Russell T. Davies is given a lot of flack from Who fans for some of his quirks and Moffat is believed to be the cooler head, but his direction on Jekyll seems, well, a bit directionless in the end. Certainly everything has a payoff, which is solid but there’s a little too much there for this to be really good.

Then there’s the makeup… I’ve heard some say it’s really good. I guess so. The problem is, Jekyll and Hyde don’t look that much different. In fact, aside from minor differences I often couldn’t tell them apart. Yes, sometimes it’s obvious when Hyde is around, but his change isn’t that drastic. The final payoff to what Hyde is, doesn’t make any sense either, mind you, and some of the erases to the mythos subtract more than they add.

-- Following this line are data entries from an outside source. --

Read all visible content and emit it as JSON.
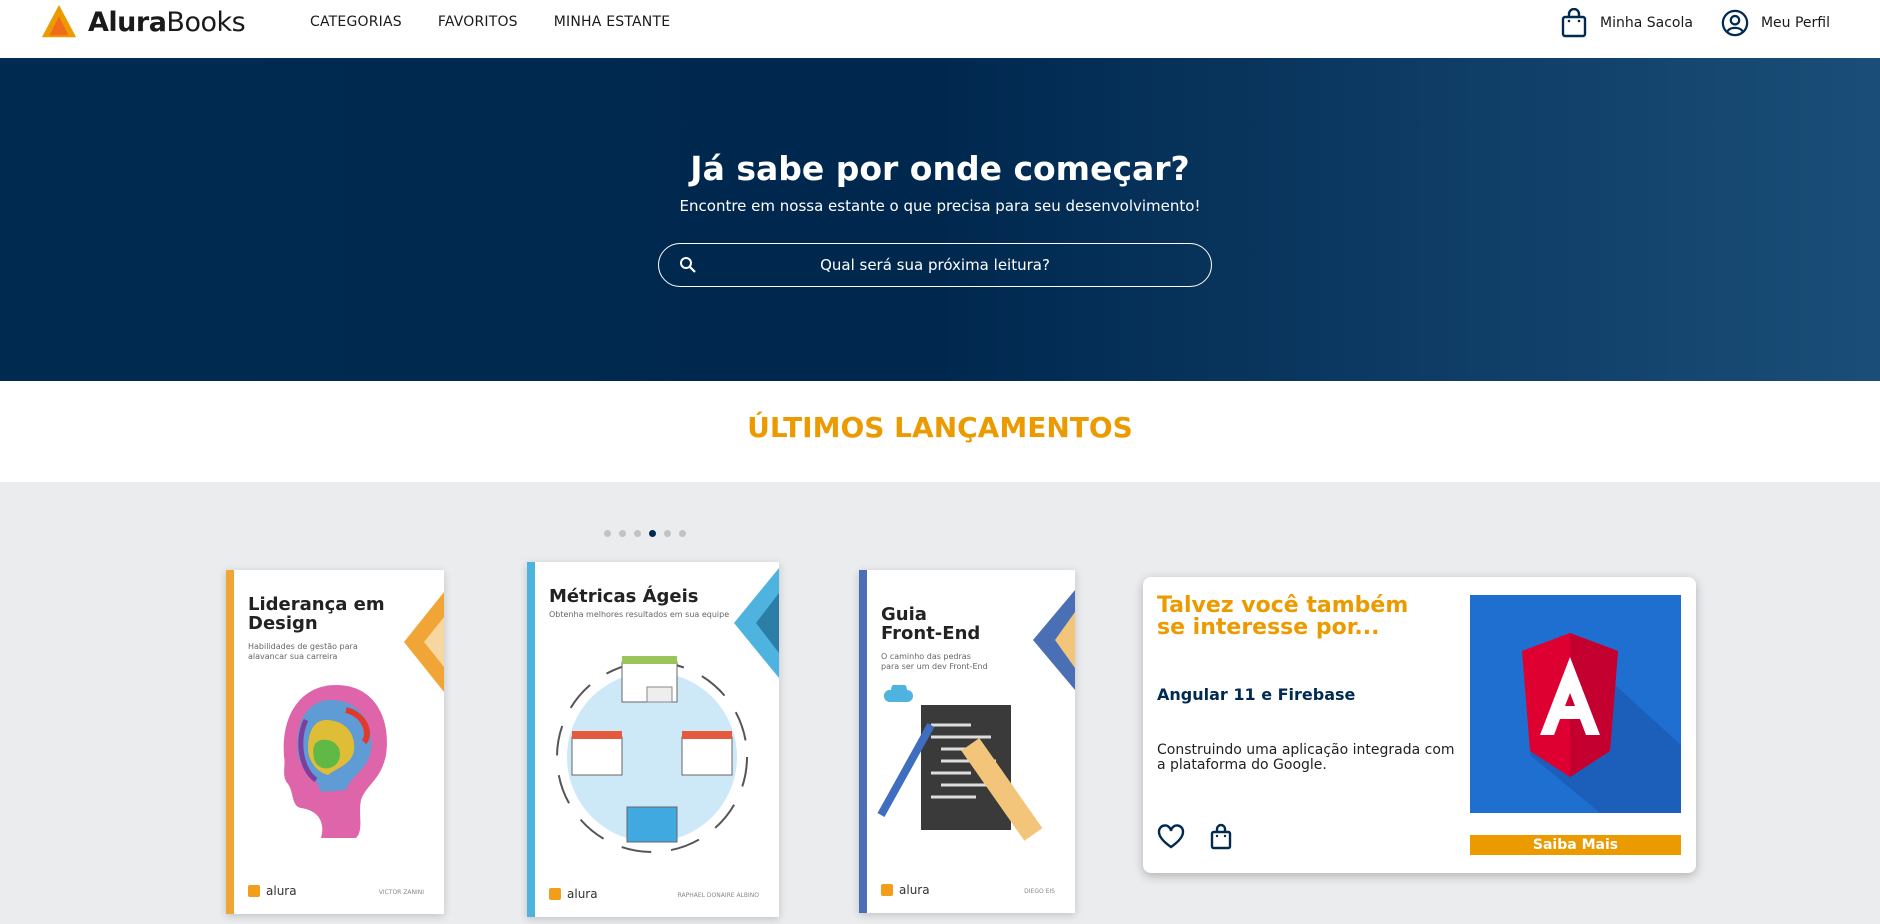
{
  "header": {
    "logo_primary": "Alura",
    "logo_secondary": "Books",
    "nav": [
      "CATEGORIAS",
      "FAVORITOS",
      "MINHA ESTANTE"
    ],
    "bag_label": "Minha Sacola",
    "profile_label": "Meu Perfil"
  },
  "hero": {
    "title": "Já sabe por onde começar?",
    "subtitle": "Encontre em nossa estante o que precisa para seu desenvolvimento!",
    "search_placeholder": "Qual será sua próxima leitura?"
  },
  "releases": {
    "title": "ÚLTIMOS LANÇAMENTOS",
    "dots_count": 6,
    "active_dot": 4
  },
  "books": [
    {
      "title": "Liderança em Design",
      "subtitle": "Habilidades de gestão para alavancar sua carreira",
      "brand": "alura",
      "author": "VICTOR ZANINI",
      "accent": "#f0a536"
    },
    {
      "title": "Métricas Ágeis",
      "subtitle": "Obtenha melhores resultados em sua equipe",
      "brand": "alura",
      "author": "RAPHAEL DONAIRE ALBINO",
      "accent": "#4fb3df"
    },
    {
      "title": "Guia Front-End",
      "subtitle": "O caminho das pedras para ser um dev Front-End",
      "brand": "alura",
      "author": "DIEGO EIS",
      "accent": "#4a6fb5"
    }
  ],
  "recommendation": {
    "heading": "Talvez você também se interesse por...",
    "book_title": "Angular 11 e Firebase",
    "description": "Construindo uma aplicação integrada com a plataforma do Google.",
    "button": "Saiba Mais",
    "image_letter": "A"
  },
  "colors": {
    "brand_orange": "#eb9b00",
    "navy": "#002a50"
  }
}
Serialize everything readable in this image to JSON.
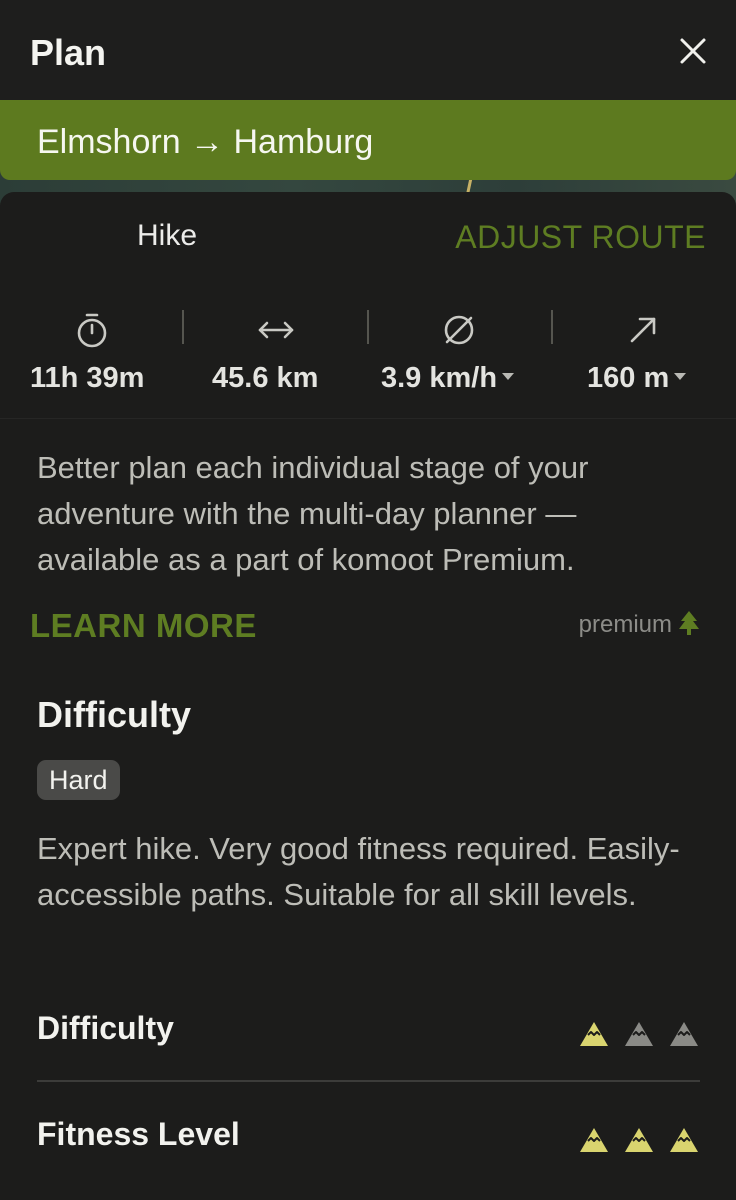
{
  "header": {
    "title": "Plan",
    "close_icon": "close-icon"
  },
  "route": {
    "label": "Elmshorn → Hamburg"
  },
  "card": {
    "sport": "Hike",
    "adjust_label": "ADJUST ROUTE",
    "stats": [
      {
        "icon": "stopwatch-icon",
        "value": "11h 39m",
        "has_dropdown": false
      },
      {
        "icon": "distance-arrows-icon",
        "value": "45.6 km",
        "has_dropdown": false
      },
      {
        "icon": "average-speed-icon",
        "value": "3.9 km/h",
        "has_dropdown": true
      },
      {
        "icon": "elevation-up-icon",
        "value": "160 m",
        "has_dropdown": true
      }
    ],
    "promo_text": "Better plan each individual stage of your adventure with the multi-day planner — available as a part of komoot Premium.",
    "learn_more": "LEARN MORE",
    "premium_label": "premium"
  },
  "difficulty": {
    "title": "Difficulty",
    "badge": "Hard",
    "description": "Expert hike. Very good fitness required. Easily-accessible paths. Suitable for all skill levels.",
    "ratings": [
      {
        "label": "Difficulty",
        "level": 1,
        "max": 3
      },
      {
        "label": "Fitness Level",
        "level": 3,
        "max": 3
      }
    ]
  },
  "colors": {
    "accent": "#5e7d22",
    "banner": "#5d7a1f",
    "background": "#1c1c1b",
    "mountain_active": "#d9d46f",
    "mountain_inactive": "#8a8a86"
  }
}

So do I recommend this or not? Yes and no. If you go into this knowing that there are some pretty unsatisfactory elements but still some great acting and a fun twist on the Jekyll and Hyde mythos, then you’re fine. If you want excellent sci-fi with solid direction and a meaningful payoff, you should look elsewhere. In the end Jekyll is like a cool episode of The Outer Limits… Except, you know, it’s 6 hours long. If you’ve got 6 hours to waste on something like that, you’ll probably enjoy this alright.